Ieyasu's crowning victory at Sekigahara depended very much on the defection to his side of Kobayakawa Hideaki, and the absence from the scene of Ieyasu's son Hidetada serves to illustrate how just once there was a failure in Ieyasu's otherwise classic strategic vision. Yet Ieyasu possessed the particular wisdom of knowing who should be an ally and who was an enemy, and he was gifted in the broad brush strokes of a campaign. He also knew how to learn from his mistakes.
Ieyasu was also patient, a virtue sadly lacking in many of his contemporaries, and unlike Hideyoshi never outreached himself. To establish his family as the ruling clan in Japan for the next two and a half centuries was abundant proof of his true greatness.
giants moved away from each other, and Ieyasu was to avoid any involvement in Hideyoshi’s wars for the rest of the latter’s life. Ishida Mitsunari Ishida Mitsunari was one of Hideyoshi’s most accomplished generals who served with distinction at the siege of Oshi in 1590 and during the Korean invasion. He is of course best remembered for being the loser to Tokugawa Ieyasu at the decisive battle of Sekigahara in 1600. Ieyasu’s avoidance of service in Korea left him in a very strong position when
famous comment, ‘The sword is the soul of the warrior. If any forget or lose it he will not be excused,’ follows shortly after. In this middle section of a three-panel print Tokugawa Ieyasu sits surrounded by some of his most loyal generals. Honda Tadakatsu with his antler helmet sits at his lord’s right front. 60 Tokugawa Ieyasu is shown as the elder statesman of the Tokugawa family in this painted scroll in the Sekigahara Warland Museum. Ieyasu retired from the position of shogun in 1605 in
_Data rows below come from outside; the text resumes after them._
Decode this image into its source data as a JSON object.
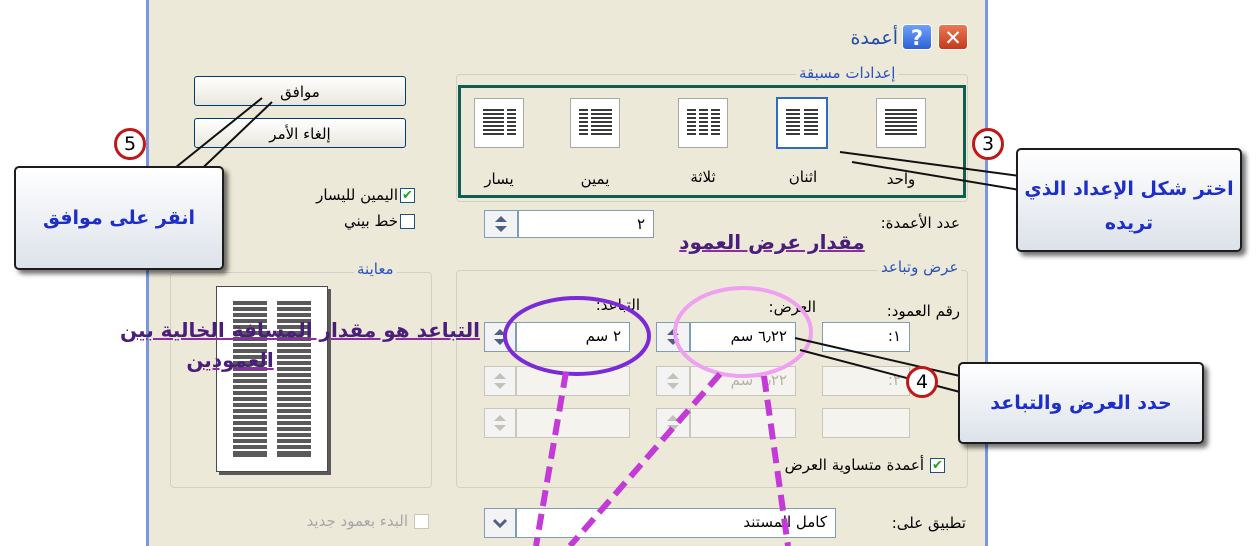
{
  "dialog": {
    "title": "أعمدة",
    "help_button": "?",
    "close_button": "✕"
  },
  "presets": {
    "group_label": "إعدادات مسبقة",
    "items": [
      {
        "label": "واحد",
        "columns": 1,
        "selected": false
      },
      {
        "label": "اثنان",
        "columns": 2,
        "selected": true
      },
      {
        "label": "ثلاثة",
        "columns": 3,
        "selected": false
      },
      {
        "label": "يمين",
        "columns": 2,
        "selected": false
      },
      {
        "label": "يسار",
        "columns": 2,
        "selected": false
      }
    ]
  },
  "buttons": {
    "ok": "موافق",
    "cancel": "إلغاء الأمر"
  },
  "options": {
    "rtl_label": "اليمين لليسار",
    "rtl_checked": true,
    "line_between_label": "خط بيني",
    "line_between_checked": false,
    "start_new_column_label": "البدء بعمود جديد",
    "equal_width_label": "أعمدة متساوية العرض",
    "equal_width_checked": true
  },
  "num_columns": {
    "label": "عدد الأعمدة:",
    "value": "٢"
  },
  "width_spacing": {
    "group_label": "عرض وتباعد",
    "col_number_header": "رقم العمود:",
    "width_header": "العرض:",
    "spacing_header": "التباعد:",
    "rows": [
      {
        "col": "١:",
        "width": "٦٫٢٢ سم",
        "spacing": "٢ سم",
        "enabled": true
      },
      {
        "col": "٢:",
        "width": "٦٫٢٢ سم",
        "spacing": "",
        "enabled": false
      },
      {
        "col": "",
        "width": "",
        "spacing": "",
        "enabled": false
      }
    ]
  },
  "preview": {
    "group_label": "معاينة"
  },
  "apply_to": {
    "label": "تطبيق على:",
    "value": "كامل المستند"
  },
  "annotations": {
    "callout_choose": "اختر شكل الإعداد الذي تريده",
    "callout_ok": "انقر على موافق",
    "callout_width": "حدد العرض والتباعد",
    "badge_3": "3",
    "badge_4": "4",
    "badge_5": "5",
    "note_width": "مقدار عرض العمود",
    "note_spacing_1": "التباعد هو مقدار المسافة الخالية  بين",
    "note_spacing_2": "العمودين"
  },
  "colors": {
    "dialog_bg": "#ece9d8",
    "title_blue": "#224aa8",
    "selected_border": "#316ac5",
    "preset_frame": "#0e5e52",
    "callout_text": "#1e2fc8",
    "badge_ring": "#c01818",
    "circle_spacing": "#7a2ad6",
    "circle_width": "#f0a0f0",
    "dash_line": "#c33ad6",
    "check_green": "#21a121"
  }
}
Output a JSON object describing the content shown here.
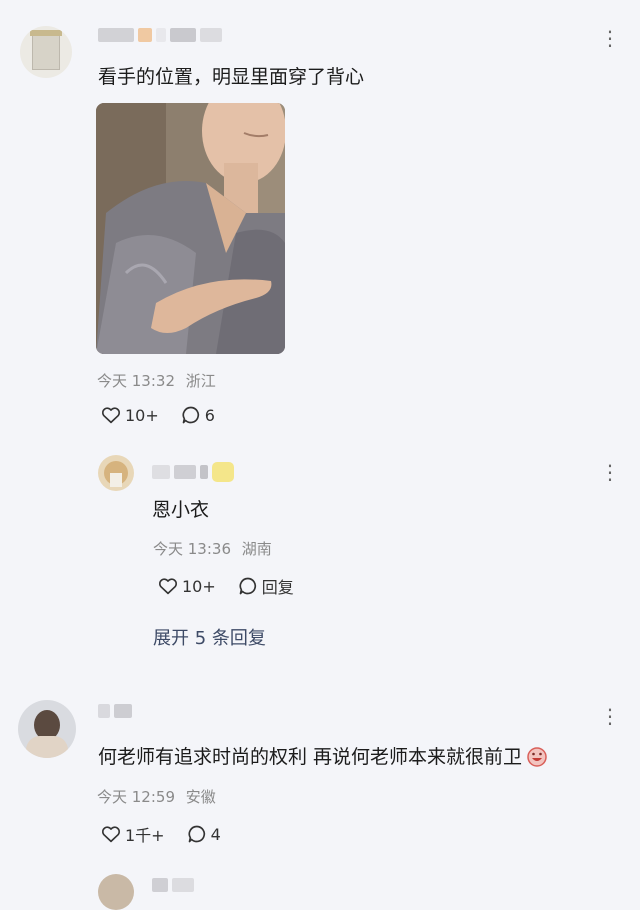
{
  "comments": [
    {
      "text": "看手的位置，明显里面穿了背心",
      "time": "今天 13:32",
      "location": "浙江",
      "likes": "10+",
      "replies_count": "6"
    },
    {
      "text": "何老师有追求时尚的权利 再说何老师本来就很前卫",
      "time": "今天 12:59",
      "location": "安徽",
      "likes": "1千+",
      "replies_count": "4"
    }
  ],
  "reply": {
    "text": "恩小衣",
    "time": "今天 13:36",
    "location": "湖南",
    "likes": "10+",
    "reply_label": "回复"
  },
  "expand_label": "展开 5 条回复",
  "icons": {
    "like": "heart-icon",
    "comment": "speech-bubble-icon",
    "more": "more-dots-icon"
  }
}
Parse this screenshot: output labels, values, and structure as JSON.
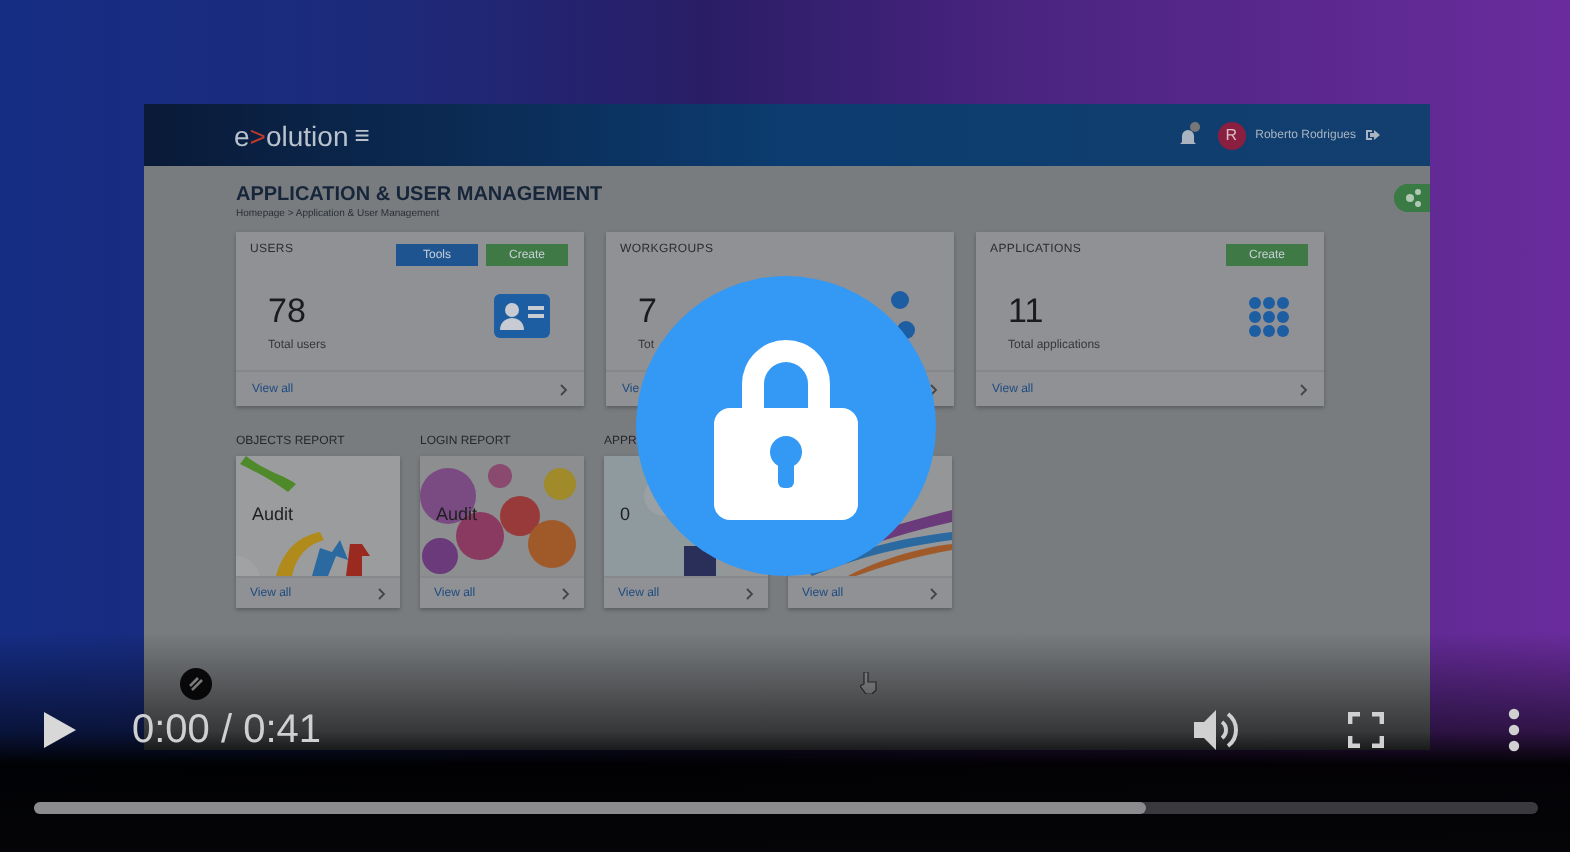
{
  "app": {
    "logo": {
      "start": "e",
      "accent": ">",
      "end": "olution"
    },
    "menu": "≡",
    "user": {
      "initial": "R",
      "name": "Roberto Rodrigues"
    },
    "title": "APPLICATION & USER MANAGEMENT",
    "breadcrumb": "Homepage > Application & User Management",
    "cards": [
      {
        "title": "USERS",
        "buttons": [
          {
            "label": "Tools",
            "kind": "primary"
          },
          {
            "label": "Create",
            "kind": "success"
          }
        ],
        "count": "78",
        "caption": "Total users",
        "link": "View all"
      },
      {
        "title": "WORKGROUPS",
        "count": "7",
        "caption": "Tot",
        "link": "Vie"
      },
      {
        "title": "APPLICATIONS",
        "buttons": [
          {
            "label": "Create",
            "kind": "success"
          }
        ],
        "count": "11",
        "caption": "Total applications",
        "link": "View all"
      }
    ],
    "reports": [
      {
        "title": "OBJECTS REPORT",
        "overlay": "Audit",
        "link": "View all"
      },
      {
        "title": "LOGIN REPORT",
        "overlay": "Audit",
        "link": "View all"
      },
      {
        "title": "APPR",
        "overlay": "0",
        "link": "View all"
      },
      {
        "link": "View all"
      }
    ]
  },
  "player": {
    "time": "0:00 / 0:41",
    "progress": {
      "level": 0.74
    }
  }
}
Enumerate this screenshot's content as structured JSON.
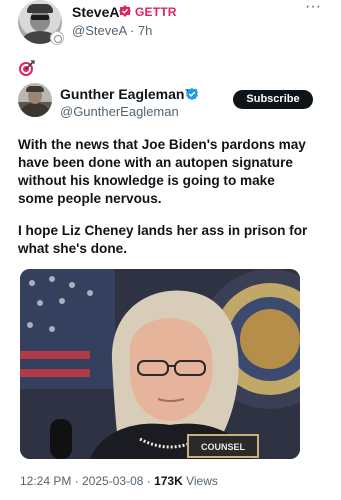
{
  "outer_post": {
    "display_name": "SteveA",
    "platform_label": "GETTR",
    "handle_time": "@SteveA · 7h",
    "more_label": "···",
    "emoji": "🎯"
  },
  "quoted_post": {
    "display_name": "Gunther Eagleman™",
    "handle": "@GuntherEagleman",
    "subscribe_label": "Subscribe",
    "paragraphs": [
      "With the news that Joe Biden's pardons may have been done with an autopen signature without his knowledge is going to make some people nervous.",
      "I hope Liz Cheney lands her ass in prison for what she's done."
    ],
    "photo_placard": "COUNSEL",
    "accent_color": "#1d9bf0"
  },
  "meta": {
    "timestamp": "12:24 PM · 2025-03-08 · ",
    "views_count": "173K",
    "views_label": " Views"
  }
}
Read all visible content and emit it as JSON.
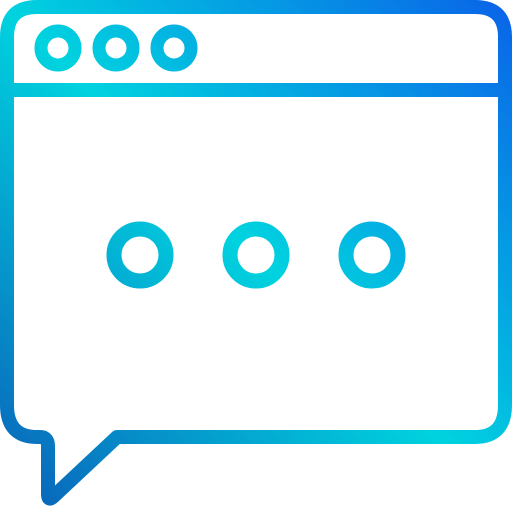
{
  "icon": {
    "name": "browser-chat-bubble-icon",
    "style": "gradient outline",
    "gradient_colors": [
      "#0a5db8",
      "#00d3df",
      "#0a62e8"
    ],
    "window_control_dots": 3,
    "typing_dots": 3
  }
}
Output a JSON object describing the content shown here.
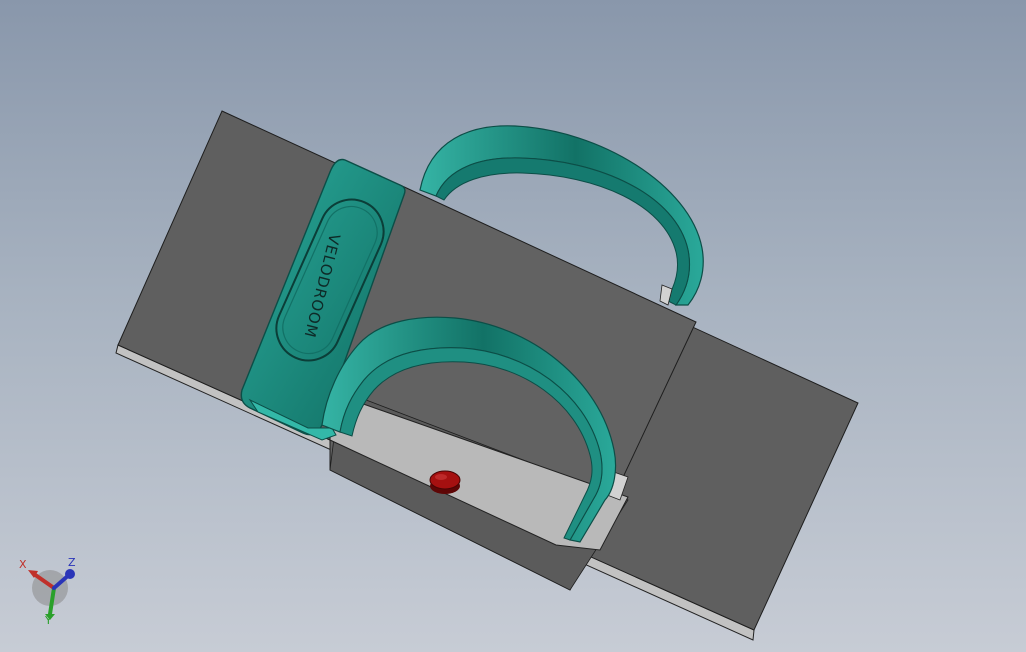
{
  "viewport": {
    "background_top": "#8997ab",
    "background_bottom": "#c7ccd5"
  },
  "model": {
    "base_plate_color": "#5f5f5f",
    "base_edge_color": "#c0c0c0",
    "center_block_color": "#606060",
    "front_face_color": "#b9b9b9",
    "clip_color": "#2aa99a",
    "clip_shadow_color": "#0d5e55",
    "strap_color": "#1d8a7d",
    "screw_color": "#a51010",
    "embossed_text": "VELODROOM"
  },
  "triad": {
    "x_label": "X",
    "y_label": "Y",
    "z_label": "Z",
    "x_color": "#c0302a",
    "y_color": "#2aa02a",
    "z_color": "#2a35b8"
  }
}
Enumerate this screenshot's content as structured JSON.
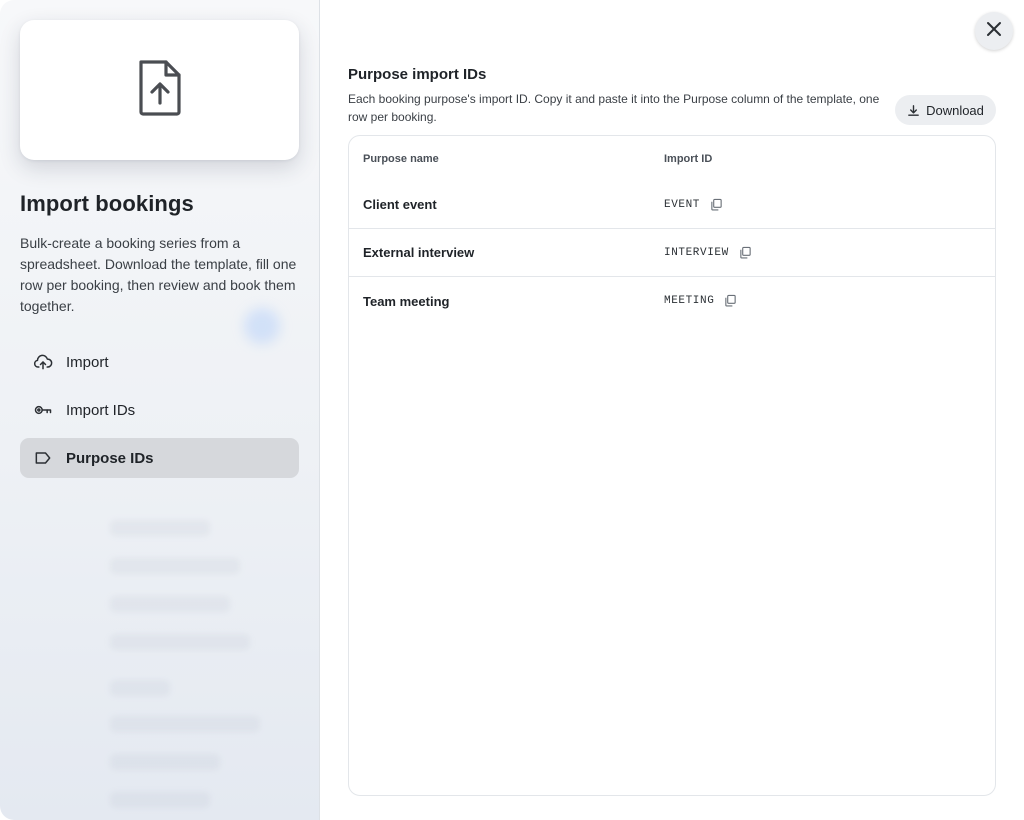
{
  "sidebar": {
    "title": "Import bookings",
    "description": "Bulk-create a booking series from a spreadsheet. Download the template, fill one row per booking, then review and book them together.",
    "items": [
      {
        "label": "Import",
        "icon": "cloud-upload-icon",
        "active": false
      },
      {
        "label": "Import IDs",
        "icon": "key-icon",
        "active": false
      },
      {
        "label": "Purpose IDs",
        "icon": "tag-icon",
        "active": true
      }
    ]
  },
  "main": {
    "title": "Purpose import IDs",
    "description": "Each booking purpose's import ID. Copy it and paste it into the Purpose column of the template, one row per booking.",
    "download_label": "Download",
    "table": {
      "headers": [
        "Purpose name",
        "Import ID"
      ],
      "rows": [
        {
          "name": "Client event",
          "id": "EVENT"
        },
        {
          "name": "External interview",
          "id": "INTERVIEW"
        },
        {
          "name": "Team meeting",
          "id": "MEETING"
        }
      ]
    }
  },
  "colors": {
    "active_nav": "#d6d8dc",
    "button_bg": "#eceef1",
    "text": "#1f2328"
  }
}
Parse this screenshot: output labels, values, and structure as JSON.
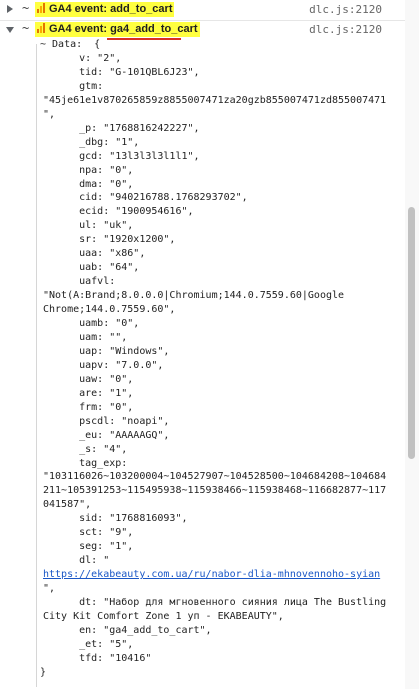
{
  "events": [
    {
      "badge": "GA4 event: add_to_cart",
      "source": "dlc.js:2120",
      "expanded": false
    },
    {
      "badge": "GA4 event: ga4_add_to_cart",
      "source": "dlc.js:2120",
      "expanded": true
    }
  ],
  "tilde": "~",
  "data_lines": [
    {
      "t": "~ Data:  {"
    },
    {
      "t": "      v: \"2\","
    },
    {
      "t": "      tid: \"G-101QBL6J23\","
    },
    {
      "t": "      gtm:"
    },
    {
      "t": "\"45je61e1v870265859z8855007471za20gzb855007471zd855007471"
    },
    {
      "t": "\","
    },
    {
      "t": "      _p: \"1768816242227\","
    },
    {
      "t": "      _dbg: \"1\","
    },
    {
      "t": "      gcd: \"13l3l3l3l1l1\","
    },
    {
      "t": "      npa: \"0\","
    },
    {
      "t": "      dma: \"0\","
    },
    {
      "t": "      cid: \"940216788.1768293702\","
    },
    {
      "t": "      ecid: \"1900954616\","
    },
    {
      "t": "      ul: \"uk\","
    },
    {
      "t": "      sr: \"1920x1200\","
    },
    {
      "t": "      uaa: \"x86\","
    },
    {
      "t": "      uab: \"64\","
    },
    {
      "t": "      uafvl:"
    },
    {
      "t": "\"Not(A:Brand;8.0.0.0|Chromium;144.0.7559.60|Google"
    },
    {
      "t": "Chrome;144.0.7559.60\","
    },
    {
      "t": "      uamb: \"0\","
    },
    {
      "t": "      uam: \"\","
    },
    {
      "t": "      uap: \"Windows\","
    },
    {
      "t": "      uapv: \"7.0.0\","
    },
    {
      "t": "      uaw: \"0\","
    },
    {
      "t": "      are: \"1\","
    },
    {
      "t": "      frm: \"0\","
    },
    {
      "t": "      pscdl: \"noapi\","
    },
    {
      "t": "      _eu: \"AAAAAGQ\","
    },
    {
      "t": "      _s: \"4\","
    },
    {
      "t": "      tag_exp:"
    },
    {
      "t": "\"103116026~103200004~104527907~104528500~104684208~104684"
    },
    {
      "t": "211~105391253~115495938~115938466~115938468~116682877~117"
    },
    {
      "t": "041587\","
    },
    {
      "t": "      sid: \"1768816093\","
    },
    {
      "t": "      sct: \"9\","
    },
    {
      "t": "      seg: \"1\","
    },
    {
      "t": "      dl: \""
    },
    {
      "t": "https://ekabeauty.com.ua/ru/nabor-dlia-mhnovennoho-syian",
      "link": true
    },
    {
      "t": "\","
    },
    {
      "t": "      dt: \"Набор для мгновенного сияния лица The Bustling"
    },
    {
      "t": "City Kit Comfort Zone 1 уп - EKABEAUTY\","
    },
    {
      "t": "      en: \"ga4_add_to_cart\","
    },
    {
      "t": "      _et: \"5\","
    },
    {
      "t": "      tfd: \"10416\""
    },
    {
      "t": "}"
    }
  ]
}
in one dramatic stroke in the year 1562, the same year that Motoyasu changed his name to the better-known Ieyasu. The Imagawa’s western outpost was a castle called Kaminojo, held for them by a certain Udono Nagamochi. It promised to be a useful prize for the Oda, and if Ieyasu was able to capture it on Nobunaga’s behalf any hostages taken from Kaminojo could be exchanged for Ieyasu’s own family. It would of course have to be done quickly before the news got out and Imagawa had a chance to murder
this ravine, where the Tokugawa troops fired on them and cut them down as they lay helpless. After the battle, according to legend, local people were troubled by the moans from the ghosts coming from this valley, so in 1574 Ieyasu established a temple at Saigadake called the Soen-do, where a monk called Soen prayed for the repose of the souls. In recent years, when the stream that runs through Saigadake was being culverted, bodies were found under the surface of the ground. All the signs now
Yamaguchi Prefecture, was one of the most decisive battles of Japanese history, where the sea flowed red from the blood of the slain and the dye from the flags of the vanquished Taira. The infant emperor Antoku, whose grandfather was a Taira, died during the battle, so it was the Minamoto imperial nominee who became the new emperor. The victorious Minamoto then took steps to ensure their family’s mastery of the governance of Japan and with it the total dominance of the samurai class over the